Re: Ultimate Goals in Olympia

Brent R. Johnson (
18 Jan 1995 19:27:41 GMT (John Sloan) writes:
|> (David desJardins) writes:
|> >John Sloan <> writes:
|> >> The second time I reckon I could easily have flattened the culprit
|> >> militarily, but it would have taken so many noble-days and orders of
|> >> training and making and equipping and marching down there to do it, I
|> >> couldn't be bothered.
|> >No doubt this will show how dense I am, but I thought that was called
|> >"playing the game." If you take that out, what's left?
|> Quite a lot, actually. Olympia isn't _only_ a wargame, despite some
|> people's efforts. I was there to explore the system, try to find out what
|> made the economy tick, and playtest the thing. Just because I don't play
|> the game the way _you_ would, doesn't mean I'm not playing.
|> Olympia, I think, was designed as something _more_ than just a wargame, but
|> the militarists don't seem to let the little guys do their own thing, and I
|> think that is a little bit unfortunate, to say the least. The attitude
|> that there is nothing else to do seems a little myopic.

To a large extent, a game is what the players make of it. If there are
enough players who believe that Olympia is _only_ a wargame, then for
all practical purposes that's all it will be.

I played Olympia for a few turns. However, I was handicapped by joining
the game a bit late (turn 12), and by the desire to do exploration,
character development, exploration, and research. When I signed up,
I was already concerned that the game seemed (to me) to give advantages
to a wargaming style of play; but I signed up anyway, just to see what
it was like (it was my first PBM experience) and to see how other
(especially more experienced) players played.

I had a really terrific time in the few turns I played, and I learned
what I wanted to learn. But I also concluded that there were too many
players treating Olympia as a wargame for me to have any realistic hope
of surviving if I played the way I wanted to play. I had a lot of fun
role-playing myself into an untenable situation (no, not deliberately,
but it was still fun), and then I dropped out.

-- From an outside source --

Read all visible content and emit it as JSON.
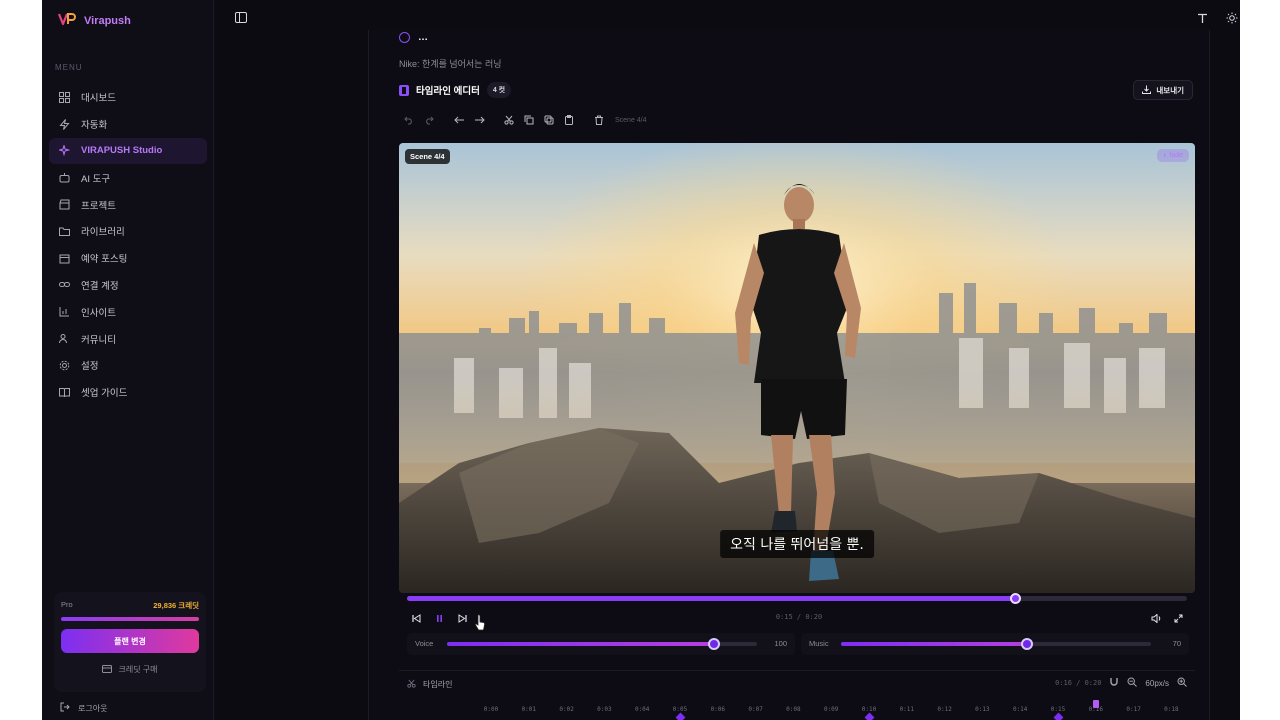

I believe Olympia was indeed designed with the *potential* to be
something more than a wargame, but left it up to the players as a whole
to exploit that potential. I am pretty well convinced that in this
particular game (g1), the "militarists" as you call them are sufficiently
dominant in the player mix that anyone who wants to remain a "little guy"
will be very lucky not to get squashed before he gets to do his "own
thing". While I personally find that disappointing, I wouldn't call the
players who see Olympia as nothing but a wargame "myopic". They're
getting what *they* want out of the game, and after all why shouldn't

I am hugely impressed with Rich Skrenta's work on this game, especially
the game mechanics. I have read his hints about new games and new rules
with considerable interest. (Now if only he'd make some kind of commitment
instead of just saying things like "I've been thinking about...")

In my opinion, Olympia is a great game, with perhaps its biggest flaw
being that it has simply too *much* potential, leading some people to
expect more from it than is really reasonable.

<< Brent
/                                                                    \
)  "Prove all things. Hold fast that which is good."  I Thess. 5:21  (